Copy, from the data below, each line that has the word "amount".

Web page and app entries:
++++++

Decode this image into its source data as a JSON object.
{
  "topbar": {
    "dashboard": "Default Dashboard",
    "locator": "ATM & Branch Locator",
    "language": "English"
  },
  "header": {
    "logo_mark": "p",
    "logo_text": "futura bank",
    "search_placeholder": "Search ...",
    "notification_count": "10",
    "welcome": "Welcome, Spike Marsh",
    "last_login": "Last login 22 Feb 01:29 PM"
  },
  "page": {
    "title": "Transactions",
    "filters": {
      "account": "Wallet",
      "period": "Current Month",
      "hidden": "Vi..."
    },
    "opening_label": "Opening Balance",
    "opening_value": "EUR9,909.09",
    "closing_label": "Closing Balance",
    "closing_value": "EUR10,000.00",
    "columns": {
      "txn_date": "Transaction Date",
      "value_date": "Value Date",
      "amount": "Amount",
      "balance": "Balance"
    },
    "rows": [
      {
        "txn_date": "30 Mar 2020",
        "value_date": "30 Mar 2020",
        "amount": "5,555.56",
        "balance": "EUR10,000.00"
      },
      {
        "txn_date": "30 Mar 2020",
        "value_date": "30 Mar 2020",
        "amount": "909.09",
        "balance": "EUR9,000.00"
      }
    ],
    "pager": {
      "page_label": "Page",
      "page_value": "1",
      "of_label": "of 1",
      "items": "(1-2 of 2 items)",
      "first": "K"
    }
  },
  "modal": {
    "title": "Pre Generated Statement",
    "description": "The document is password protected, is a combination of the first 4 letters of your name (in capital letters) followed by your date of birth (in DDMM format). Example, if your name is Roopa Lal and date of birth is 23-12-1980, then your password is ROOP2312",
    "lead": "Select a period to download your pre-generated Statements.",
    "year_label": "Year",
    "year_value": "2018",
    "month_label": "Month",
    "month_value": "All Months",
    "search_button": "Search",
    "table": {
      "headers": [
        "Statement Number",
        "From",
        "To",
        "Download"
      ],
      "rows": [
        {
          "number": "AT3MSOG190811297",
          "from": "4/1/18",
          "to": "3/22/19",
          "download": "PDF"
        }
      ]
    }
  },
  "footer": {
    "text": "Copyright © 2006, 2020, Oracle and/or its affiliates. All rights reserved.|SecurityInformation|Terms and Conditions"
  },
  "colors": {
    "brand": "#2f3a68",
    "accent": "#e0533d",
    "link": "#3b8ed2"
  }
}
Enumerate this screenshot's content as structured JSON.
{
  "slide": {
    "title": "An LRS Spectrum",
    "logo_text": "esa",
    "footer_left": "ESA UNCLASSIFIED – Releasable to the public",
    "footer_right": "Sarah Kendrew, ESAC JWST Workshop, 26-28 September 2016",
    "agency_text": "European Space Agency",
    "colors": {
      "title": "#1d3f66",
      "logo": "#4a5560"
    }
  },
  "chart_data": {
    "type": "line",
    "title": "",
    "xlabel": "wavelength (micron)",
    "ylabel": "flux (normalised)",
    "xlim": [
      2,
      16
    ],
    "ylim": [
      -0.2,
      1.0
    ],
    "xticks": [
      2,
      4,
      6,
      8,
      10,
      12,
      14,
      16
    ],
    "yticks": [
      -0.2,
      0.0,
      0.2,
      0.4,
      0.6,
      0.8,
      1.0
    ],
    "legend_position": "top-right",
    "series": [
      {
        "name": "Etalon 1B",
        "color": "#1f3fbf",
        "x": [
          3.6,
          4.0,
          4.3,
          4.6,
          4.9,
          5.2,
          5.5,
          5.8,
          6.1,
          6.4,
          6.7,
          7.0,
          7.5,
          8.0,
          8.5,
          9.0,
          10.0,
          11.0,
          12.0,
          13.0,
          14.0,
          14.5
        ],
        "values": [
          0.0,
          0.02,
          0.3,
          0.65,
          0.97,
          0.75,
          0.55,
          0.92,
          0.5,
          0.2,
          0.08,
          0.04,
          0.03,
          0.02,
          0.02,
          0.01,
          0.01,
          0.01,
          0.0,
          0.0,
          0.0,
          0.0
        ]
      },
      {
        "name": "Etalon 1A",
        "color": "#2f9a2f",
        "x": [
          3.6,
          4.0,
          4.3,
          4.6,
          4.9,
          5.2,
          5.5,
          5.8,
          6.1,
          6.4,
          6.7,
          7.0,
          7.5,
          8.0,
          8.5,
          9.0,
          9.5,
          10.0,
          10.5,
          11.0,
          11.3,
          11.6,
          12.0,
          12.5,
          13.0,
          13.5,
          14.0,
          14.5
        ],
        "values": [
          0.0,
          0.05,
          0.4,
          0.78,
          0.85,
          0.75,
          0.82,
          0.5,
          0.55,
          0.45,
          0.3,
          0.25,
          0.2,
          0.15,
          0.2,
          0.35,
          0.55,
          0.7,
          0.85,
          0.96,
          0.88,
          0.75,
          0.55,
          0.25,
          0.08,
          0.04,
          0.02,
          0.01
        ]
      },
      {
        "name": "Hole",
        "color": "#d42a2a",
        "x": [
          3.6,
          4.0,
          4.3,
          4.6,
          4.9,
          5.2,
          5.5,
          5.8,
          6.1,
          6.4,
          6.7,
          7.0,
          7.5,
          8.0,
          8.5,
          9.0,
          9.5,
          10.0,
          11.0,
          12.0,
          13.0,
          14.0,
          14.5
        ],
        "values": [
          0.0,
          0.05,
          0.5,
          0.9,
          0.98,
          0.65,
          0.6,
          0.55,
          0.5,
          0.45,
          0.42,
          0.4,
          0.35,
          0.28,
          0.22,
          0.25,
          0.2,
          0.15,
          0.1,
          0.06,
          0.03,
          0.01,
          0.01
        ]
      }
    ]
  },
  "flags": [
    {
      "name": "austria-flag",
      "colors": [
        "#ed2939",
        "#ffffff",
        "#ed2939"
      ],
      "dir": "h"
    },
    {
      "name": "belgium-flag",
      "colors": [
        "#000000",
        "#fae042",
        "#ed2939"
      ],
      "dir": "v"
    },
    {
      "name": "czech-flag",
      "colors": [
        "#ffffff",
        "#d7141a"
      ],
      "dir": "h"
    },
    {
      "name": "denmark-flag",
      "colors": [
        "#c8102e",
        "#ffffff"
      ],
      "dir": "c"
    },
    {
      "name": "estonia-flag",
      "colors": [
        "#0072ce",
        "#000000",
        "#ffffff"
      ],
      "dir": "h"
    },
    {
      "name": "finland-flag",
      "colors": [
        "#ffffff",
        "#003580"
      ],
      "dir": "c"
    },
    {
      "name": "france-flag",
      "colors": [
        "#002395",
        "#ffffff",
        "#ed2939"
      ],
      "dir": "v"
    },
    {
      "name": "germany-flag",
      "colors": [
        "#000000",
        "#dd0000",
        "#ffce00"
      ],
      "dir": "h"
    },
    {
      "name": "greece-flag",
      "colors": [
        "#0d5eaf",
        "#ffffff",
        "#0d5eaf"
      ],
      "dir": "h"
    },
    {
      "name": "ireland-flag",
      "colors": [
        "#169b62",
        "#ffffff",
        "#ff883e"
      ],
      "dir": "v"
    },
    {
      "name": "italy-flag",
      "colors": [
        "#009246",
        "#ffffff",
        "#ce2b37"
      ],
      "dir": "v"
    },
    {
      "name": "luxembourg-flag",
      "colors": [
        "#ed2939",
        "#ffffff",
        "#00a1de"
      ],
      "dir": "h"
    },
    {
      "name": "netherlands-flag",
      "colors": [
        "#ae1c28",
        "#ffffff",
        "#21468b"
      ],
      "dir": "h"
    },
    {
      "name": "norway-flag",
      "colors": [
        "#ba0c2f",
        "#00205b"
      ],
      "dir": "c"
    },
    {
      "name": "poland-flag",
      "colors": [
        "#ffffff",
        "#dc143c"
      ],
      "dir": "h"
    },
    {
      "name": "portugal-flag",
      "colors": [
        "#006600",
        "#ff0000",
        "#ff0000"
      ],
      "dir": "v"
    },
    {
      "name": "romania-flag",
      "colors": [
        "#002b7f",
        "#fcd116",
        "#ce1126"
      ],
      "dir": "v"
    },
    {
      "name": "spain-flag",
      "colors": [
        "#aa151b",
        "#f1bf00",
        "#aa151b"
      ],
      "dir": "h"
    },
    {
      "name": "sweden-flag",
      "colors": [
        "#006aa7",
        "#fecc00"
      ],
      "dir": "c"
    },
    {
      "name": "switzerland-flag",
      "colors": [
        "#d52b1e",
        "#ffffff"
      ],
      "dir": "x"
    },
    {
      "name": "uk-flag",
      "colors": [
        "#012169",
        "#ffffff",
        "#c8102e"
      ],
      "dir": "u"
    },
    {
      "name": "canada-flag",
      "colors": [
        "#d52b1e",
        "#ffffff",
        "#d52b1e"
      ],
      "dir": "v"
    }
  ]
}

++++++

- Answer box -
      "amount": "Amount",
        "amount": "5,555.56",
        "amount": "909.09",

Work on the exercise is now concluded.